* **Try it**:
Please return all of the records verbatim, with the pictures omitted.

━━━━━━━━━━

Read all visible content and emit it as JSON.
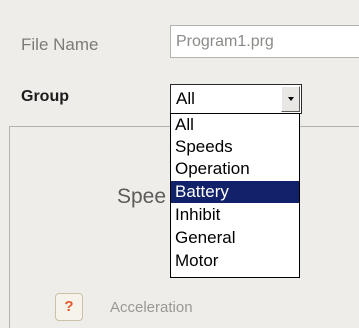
{
  "form": {
    "file_name_label": "File Name",
    "file_name_value": "Program1.prg",
    "group_label": "Group",
    "group_selected": "All"
  },
  "dropdown": {
    "options": [
      "All",
      "Speeds",
      "Operation",
      "Battery",
      "Inhibit",
      "General",
      "Motor"
    ],
    "highlighted": "Battery"
  },
  "panel": {
    "heading_partial": "Spee",
    "help_icon": "question-mark-icon",
    "help_glyph": "?",
    "acceleration_label": "Acceleration"
  },
  "colors": {
    "highlight": "#11226a",
    "background": "#efedea",
    "help_glyph": "#e0582a"
  }
}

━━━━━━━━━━

* **Completed exercise**:
Read all visible content and emit it as JSON.
{
  "form": {
    "file_name_label": "File Name",
    "file_name_value": "Program1.prg",
    "group_label": "Group",
    "group_selected": "All"
  },
  "dropdown": {
    "options": [
      "All",
      "Speeds",
      "Operation",
      "Battery",
      "Inhibit",
      "General",
      "Motor"
    ],
    "highlighted": "Battery"
  },
  "panel": {
    "heading_partial": "Spee",
    "help_icon": "question-mark-icon",
    "help_glyph": "?",
    "acceleration_label": "Acceleration"
  },
  "colors": {
    "highlight": "#11226a",
    "background": "#efedea",
    "help_glyph": "#e0582a"
  }
}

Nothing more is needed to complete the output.